When making plywood furniture, selecting the right material based on its thickness is important. If you use too thin plywood, your furniture might be unstable, leading to the risk of injury when using your table or chair. Plus, your furniture won’t last very long if it isn’t sturdy enough, meaning you might have to make replacement pieces sooner than later.
It’s important to consider these things when choosing your plywood material to create furniture that can be used daily without issue.
Know your wood types
There are three main types of plywood: softwood, hardwood, and composite. Plywood thickness is measured in plies, with each ply being about 1/8 inch thick. The number of plies in a sheet of plywood varies depending on the type of wood and the intended use.
Softwood plywoods have six to eight plies, while hardwoods may have between one and five plies.
Plastic or resin-based composites typically only have two or three plies. Plywood thickness also determines how much it can be sanded, whether it needs priming before painting, how strong it will be, and how resistant to splitting or twisting when nailed or screwed together with other boards.
For example, cabinet-grade plywood is a smooth wood typically used to make furniture and other wood products. It’s easier to sand than standard construction plywood, so it can be stained and finished to create various aesthetic looks.
However, it can warp when exposed to moisture and extreme changes in humidity. Common construction plywood has fewer smooth faces, allowing for a rougher surface but making staining or painting more difficult. It is best used for items like baseboards or shelving, while cabinet-grade plywood is better suited for furniture and cabinets.
Know your ply
Knowing your ply entails knowing what type of board you buy and for what purpose. Some boards are stronger than others, and some have different qualities that make them more useful for certain jobs. Plywood is often used as a subfloor or exterior siding because it is sturdy, relatively inexpensive, and available in various types. Wood plies are made of thin sheets of wood that can be stacked together to form any desired thickness.
Plywood is made of either solid wood or engineered wood. Solid-wood plywood has actual sheets of solid wood, which is why it tends to be more expensive than other types of ply. These boards are thicker, harder and sturdier than engineered-ply boards and, therefore, can stand up to much more abuse. Engineered-ply sheets have paper or a synthetic core that makes them lighter, but because they’re less dense, these boards are not as strong as those made with solid wood.
What thickness you need depends on what you are building
When choosing the right plywood for your project, thickness is everything. The type of project you are working on will dictate the thickness of plywood you need to use.
For example, if you are building a bookshelf, you will need a different thickness than if you were building a deck. Here is a quick guide to help you choose the right plywood based on thickness.
Plywood thickness can also be determined by its purpose. If you are building furniture, such as a bookshelf, you will need something lighter and more flexible than if you were to build a piece of equipment, like scaffolding.

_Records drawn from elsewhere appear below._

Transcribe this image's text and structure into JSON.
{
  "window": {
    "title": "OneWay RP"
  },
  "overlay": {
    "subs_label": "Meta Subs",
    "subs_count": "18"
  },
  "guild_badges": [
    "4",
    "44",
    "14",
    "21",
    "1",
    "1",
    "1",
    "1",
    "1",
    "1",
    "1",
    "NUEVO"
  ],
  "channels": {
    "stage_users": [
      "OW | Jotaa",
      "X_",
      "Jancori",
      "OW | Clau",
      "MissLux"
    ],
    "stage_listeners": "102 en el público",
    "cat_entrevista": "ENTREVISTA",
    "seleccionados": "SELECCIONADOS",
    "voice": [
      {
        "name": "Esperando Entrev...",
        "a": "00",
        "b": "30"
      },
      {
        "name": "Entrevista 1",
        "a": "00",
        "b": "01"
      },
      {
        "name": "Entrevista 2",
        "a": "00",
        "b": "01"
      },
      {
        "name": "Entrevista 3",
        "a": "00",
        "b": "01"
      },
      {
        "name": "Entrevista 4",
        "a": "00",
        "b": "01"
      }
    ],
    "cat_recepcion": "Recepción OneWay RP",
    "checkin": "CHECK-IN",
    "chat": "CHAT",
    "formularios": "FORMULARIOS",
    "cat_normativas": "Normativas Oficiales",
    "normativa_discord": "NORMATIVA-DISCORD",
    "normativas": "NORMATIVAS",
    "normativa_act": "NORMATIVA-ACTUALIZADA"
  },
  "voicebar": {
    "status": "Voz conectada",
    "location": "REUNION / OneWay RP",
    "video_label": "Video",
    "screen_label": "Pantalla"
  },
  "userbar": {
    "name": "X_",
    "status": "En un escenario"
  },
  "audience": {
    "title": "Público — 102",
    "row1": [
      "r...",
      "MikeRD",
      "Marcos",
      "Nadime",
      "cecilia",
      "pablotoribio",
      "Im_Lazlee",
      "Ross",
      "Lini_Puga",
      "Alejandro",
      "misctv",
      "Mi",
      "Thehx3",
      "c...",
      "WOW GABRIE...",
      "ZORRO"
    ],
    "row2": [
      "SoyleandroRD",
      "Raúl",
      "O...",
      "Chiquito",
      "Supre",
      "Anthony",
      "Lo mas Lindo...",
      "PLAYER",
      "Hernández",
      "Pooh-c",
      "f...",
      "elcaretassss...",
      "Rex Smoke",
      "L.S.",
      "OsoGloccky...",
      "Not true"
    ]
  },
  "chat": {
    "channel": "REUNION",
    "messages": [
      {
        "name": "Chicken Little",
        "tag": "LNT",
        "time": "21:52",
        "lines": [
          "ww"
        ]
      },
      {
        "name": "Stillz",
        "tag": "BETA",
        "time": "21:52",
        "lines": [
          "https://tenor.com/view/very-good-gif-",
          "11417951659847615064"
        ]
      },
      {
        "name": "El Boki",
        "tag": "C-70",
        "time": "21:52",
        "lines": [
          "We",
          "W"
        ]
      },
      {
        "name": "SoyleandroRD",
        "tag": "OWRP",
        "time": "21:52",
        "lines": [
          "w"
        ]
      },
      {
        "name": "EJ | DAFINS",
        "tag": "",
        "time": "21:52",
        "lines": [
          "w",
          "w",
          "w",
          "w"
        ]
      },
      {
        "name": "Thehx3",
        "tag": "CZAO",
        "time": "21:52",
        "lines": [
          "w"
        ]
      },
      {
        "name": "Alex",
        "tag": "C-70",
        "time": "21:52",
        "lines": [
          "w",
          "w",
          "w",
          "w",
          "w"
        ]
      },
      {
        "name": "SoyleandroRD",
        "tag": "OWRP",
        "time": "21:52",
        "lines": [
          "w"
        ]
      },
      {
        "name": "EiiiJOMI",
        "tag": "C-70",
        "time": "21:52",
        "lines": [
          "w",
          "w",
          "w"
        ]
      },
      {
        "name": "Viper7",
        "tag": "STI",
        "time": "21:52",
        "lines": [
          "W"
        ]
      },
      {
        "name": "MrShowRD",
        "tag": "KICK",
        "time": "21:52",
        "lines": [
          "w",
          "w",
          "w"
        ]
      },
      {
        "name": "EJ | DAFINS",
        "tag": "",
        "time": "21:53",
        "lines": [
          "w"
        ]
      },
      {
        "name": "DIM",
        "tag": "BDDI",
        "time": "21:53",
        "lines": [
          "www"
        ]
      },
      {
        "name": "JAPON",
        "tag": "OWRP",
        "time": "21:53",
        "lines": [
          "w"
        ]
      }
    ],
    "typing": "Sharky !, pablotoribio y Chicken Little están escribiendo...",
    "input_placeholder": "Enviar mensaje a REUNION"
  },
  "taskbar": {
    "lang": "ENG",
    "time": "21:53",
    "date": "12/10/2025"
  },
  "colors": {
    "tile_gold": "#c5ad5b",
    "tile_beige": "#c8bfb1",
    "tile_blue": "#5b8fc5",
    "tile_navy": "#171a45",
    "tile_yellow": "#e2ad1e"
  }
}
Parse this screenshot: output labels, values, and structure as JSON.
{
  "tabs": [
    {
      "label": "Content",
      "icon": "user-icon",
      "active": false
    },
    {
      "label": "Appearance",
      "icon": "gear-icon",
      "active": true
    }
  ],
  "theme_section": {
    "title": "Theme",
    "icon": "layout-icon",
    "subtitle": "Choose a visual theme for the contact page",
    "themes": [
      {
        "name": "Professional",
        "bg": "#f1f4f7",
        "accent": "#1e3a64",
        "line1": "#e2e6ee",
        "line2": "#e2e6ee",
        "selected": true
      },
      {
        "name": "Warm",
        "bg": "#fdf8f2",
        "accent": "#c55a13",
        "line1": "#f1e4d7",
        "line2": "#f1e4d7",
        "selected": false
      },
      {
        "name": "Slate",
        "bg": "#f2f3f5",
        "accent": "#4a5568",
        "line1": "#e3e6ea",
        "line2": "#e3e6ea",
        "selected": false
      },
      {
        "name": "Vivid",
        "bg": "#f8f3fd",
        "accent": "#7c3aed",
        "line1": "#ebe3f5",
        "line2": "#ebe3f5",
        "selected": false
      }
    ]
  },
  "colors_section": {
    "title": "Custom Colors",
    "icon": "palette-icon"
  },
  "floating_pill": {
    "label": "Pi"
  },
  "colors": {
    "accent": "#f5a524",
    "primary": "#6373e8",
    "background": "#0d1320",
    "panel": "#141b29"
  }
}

Plywood comes in a wide variety of thicknesses, and you should take that into account when deciding how much weight your new furniture will be able to bear. Actually, hardwoods and plywoods with higher ratings can hold more weight than materials with lower ratings.
As a general rule of thumb, keep plywood under 3/4 thick for surfaces that support heavy objects.